McBride points out that steel availability has been even a larger problem than steel prices. “There’s so much of a backlog, I think people are somewhat willing to pay almost what they have to in order to get their equipment,” he says.
The rising costs and unpredictable availability of raw materials and difficulty obtaining steel are challenges. “Can you get the tons? And can you get the tons when you want them because of controlled-order entry by the mills? The first- and second-tier processors are getting squeezed due to the credit limitations of even higher cost due to inflation,” says Dickerson. The steel industry is a tight market, indeed, placing limitations on the tons companies can purchase.
McBride has even heard talk of a possible short, shallow recession resulting from inflation. And higher interest rates can make purchasing heavy equipment cost-prohibitive, he explains: “Every point that goes up inflation-wise, you reduce the amount of people that can afford to be in your market.”
And the end-user at times may decide to wait until prices fall before purchasing a machine. Yet some end-users have no choice but to purchase the equipment anyway. “Not all can wait because they may have had deferred purchases already during the pandemic, and they can’t wait any longer to replace equipment,” says Brown.
“Inflation is a concern to everybody. It makes the price of their equipment go up and potentially have negative effects on profit,” says Dickerson, adding that inflation in Q1 of 2022 rose approximately 9.7 percent, and there’s no sign of it slowing anytime soon, “so that makes all the costs go up – steel, energy, transportation.”

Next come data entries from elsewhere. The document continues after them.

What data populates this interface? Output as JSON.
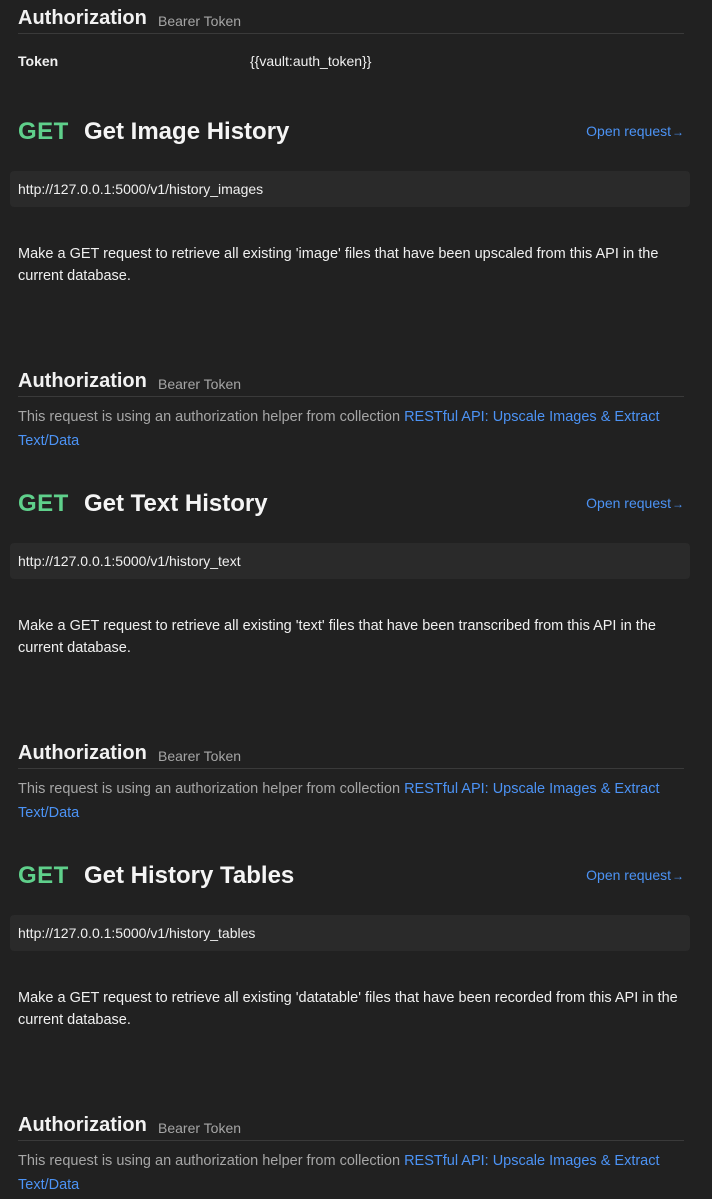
{
  "top_auth": {
    "title": "Authorization",
    "type": "Bearer Token",
    "token_label": "Token",
    "token_value": "{{vault:auth_token}}"
  },
  "open_request_label": "Open request",
  "requests": [
    {
      "method": "GET",
      "name": "Get Image History",
      "url": "http://127.0.0.1:5000/v1/history_images",
      "description": "Make a GET request to retrieve all existing 'image' files that have been upscaled from this API in the current database.",
      "auth_title": "Authorization",
      "auth_type": "Bearer Token",
      "helper_text": "This request is using an authorization helper from collection ",
      "collection_name": "RESTful API: Upscale Images & Extract Text/Data"
    },
    {
      "method": "GET",
      "name": "Get Text History",
      "url": "http://127.0.0.1:5000/v1/history_text",
      "description": "Make a GET request to retrieve all existing 'text' files that have been transcribed from this API in the current database.",
      "auth_title": "Authorization",
      "auth_type": "Bearer Token",
      "helper_text": "This request is using an authorization helper from collection ",
      "collection_name": "RESTful API: Upscale Images & Extract Text/Data"
    },
    {
      "method": "GET",
      "name": "Get History Tables",
      "url": "http://127.0.0.1:5000/v1/history_tables",
      "description": "Make a GET request to retrieve all existing 'datatable' files that have been recorded from this API in the current database.",
      "auth_title": "Authorization",
      "auth_type": "Bearer Token",
      "helper_text": "This request is using an authorization helper from collection ",
      "collection_name": "RESTful API: Upscale Images & Extract Text/Data"
    }
  ],
  "icons": {
    "open_request_arrow": "arrow-right-icon"
  },
  "colors": {
    "background": "#212121",
    "method_get": "#5fd08b",
    "link": "#4c93f5",
    "url_box": "#2a2a2a",
    "muted_text": "#a6a6a6"
  }
}
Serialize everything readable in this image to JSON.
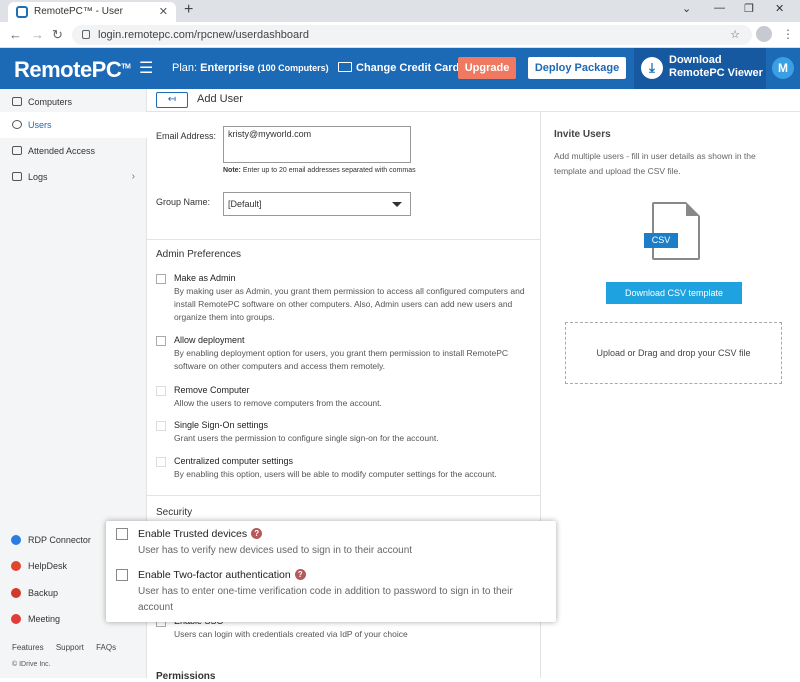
{
  "browser": {
    "tab_title": "RemotePC™ - User Management",
    "url": "login.remotepc.com/rpcnew/userdashboard"
  },
  "header": {
    "logo": "RemotePC",
    "logo_tm": "TM",
    "plan_label": "Plan:",
    "plan_name": "Enterprise",
    "plan_count": "(100 Computers)",
    "change_card": "Change Credit Card",
    "upgrade": "Upgrade",
    "deploy": "Deploy Package",
    "download_line1": "Download",
    "download_line2": "RemotePC Viewer",
    "avatar": "M"
  },
  "sidebar": {
    "items": [
      {
        "label": "Computers"
      },
      {
        "label": "Users"
      },
      {
        "label": "Attended Access"
      },
      {
        "label": "Logs"
      }
    ],
    "bottom": [
      {
        "label": "RDP Connector"
      },
      {
        "label": "HelpDesk"
      },
      {
        "label": "Backup"
      },
      {
        "label": "Meeting"
      }
    ],
    "links": [
      "Features",
      "Support",
      "FAQs"
    ],
    "copyright": "© IDrive Inc."
  },
  "page": {
    "title": "Add User",
    "email_label": "Email Address:",
    "email_value": "kristy@myworld.com",
    "note_bold": "Note:",
    "note_text": " Enter up to 20 email addresses separated with commas",
    "group_label": "Group Name:",
    "group_value": "[Default]",
    "admin_prefs_heading": "Admin Preferences",
    "prefs": [
      {
        "title": "Make as Admin",
        "desc": "By making user as Admin, you grant them permission to access all configured computers and install RemotePC software on other computers. Also, Admin users can add new users and organize them into groups."
      },
      {
        "title": "Allow deployment",
        "desc": "By enabling deployment option for users, you grant them permission to install RemotePC software on other computers and access them remotely."
      },
      {
        "title": "Remove Computer",
        "desc": "Allow the users to remove computers from the account."
      },
      {
        "title": "Single Sign-On settings",
        "desc": "Grant users the permission to configure single sign-on for the account."
      },
      {
        "title": "Centralized computer settings",
        "desc": "By enabling this option, users will be able to modify computer settings for the account."
      }
    ],
    "security_heading": "Security",
    "sso_title": "Enable SSO",
    "sso_desc": "Users can login with credentials created via IdP of your choice",
    "permissions_heading": "Permissions"
  },
  "invite": {
    "heading": "Invite Users",
    "desc": "Add multiple users - fill in user details as shown in the template and upload the CSV file.",
    "csv_tag": "CSV",
    "download_btn": "Download CSV template",
    "drop_text": "Upload or Drag and drop your CSV file"
  },
  "popup": {
    "items": [
      {
        "title": "Enable Trusted devices",
        "desc": "User has to verify new devices used to sign in to their account"
      },
      {
        "title": "Enable Two-factor authentication",
        "desc": "User has to enter one-time verification code in addition to password to sign in to their account"
      }
    ],
    "help": "?"
  }
}
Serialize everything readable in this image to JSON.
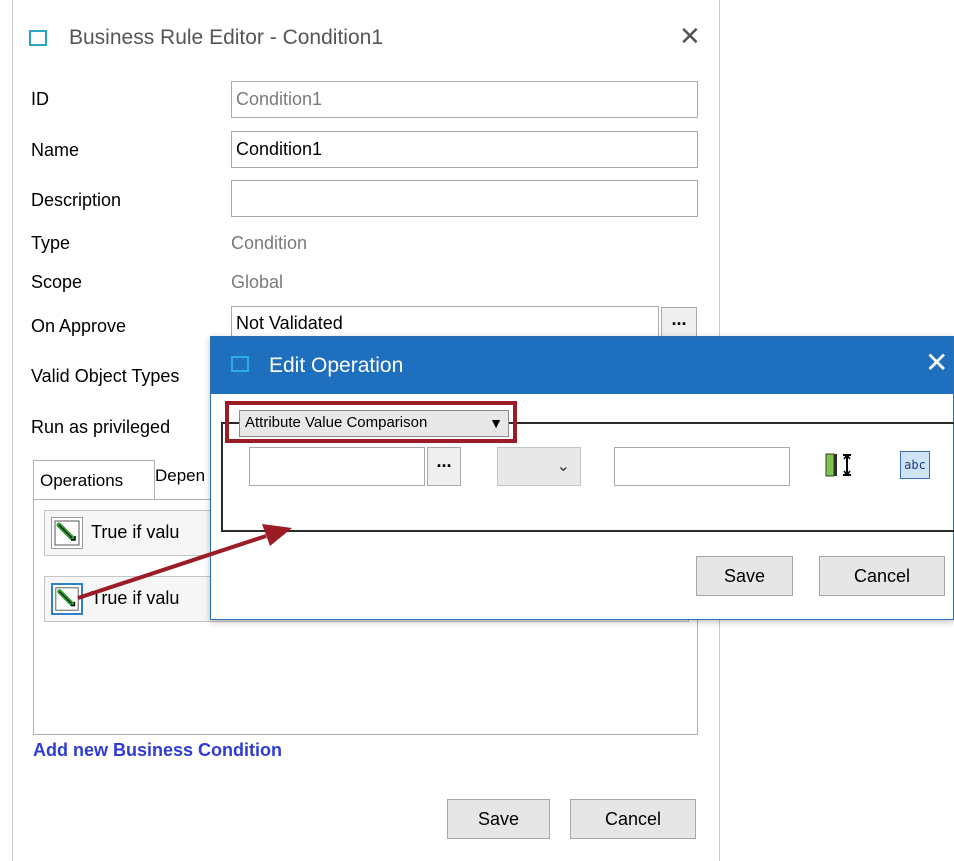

While predictability is always difficult in cyclical industries such as the heavy equipment market, adding inflation into the mix makes it even more unpredictable.
Besides inflation, there’s another “I” word: infrastructure. The Biden administration’s infrastructure plan has potential to bode well for the construction industry. However, as with any plan, there are obstacles to overcome. “In construction, ‘infrastructure’ is the word we’ve talked about forever; you get an infrastructure bill, but now the government policies are throwing wrenches in the ability of infrastructure to respond rapidly, but the needs don’t go away,” says Lustgarten.
But for OEMs, the infrastructure bill shines a bright light. “Stimulus infrastructure money is beginning to trickle down to the OEMs, so that’s a positive thing,” says Dickerson.
Brown is also optimistic. “All of our forecasts are very strong through the remainder of 2022. There was a lot of pent-up demand going into 2022. The shutdowns during the pandemic, the lack of workers, and supply chain issues have kept equipment manufacturers, for the most part, from getting caught up.,” says Brown. “In a way, these issues are spreading the strong demand out over a longer period.”
However difficult it is to catch up, Dickerson’s guarded optimism prevails. “As for current growth for the heavy equipment industry for 2022, I’m seeing around 3 to 4 percent, and as of right now – subject to change – I’m seeing and hearing about growth of 5 to 9 percent in 2023, which is good,” he says. “But everything’s so volatile, and it’s a fluid time right now in our industry.”
And despite the equipment industry’s ups and downs, O’Neal Manufacturing Services has had longevity. Last year was the company’s 100th year in business and it is starting its second century strong. Brown says, “2022 could be a record year for us with all of this demand, if we can keep adding good people, keep the good people we are already fortunate to have, and execute. We know the good times never last forever, so we have to get to work now and capitalize on this year’s demand.”Caption:
Mining giant Caterpillar has modified its cabs for comfort. (Photo courtesy Caterpillar)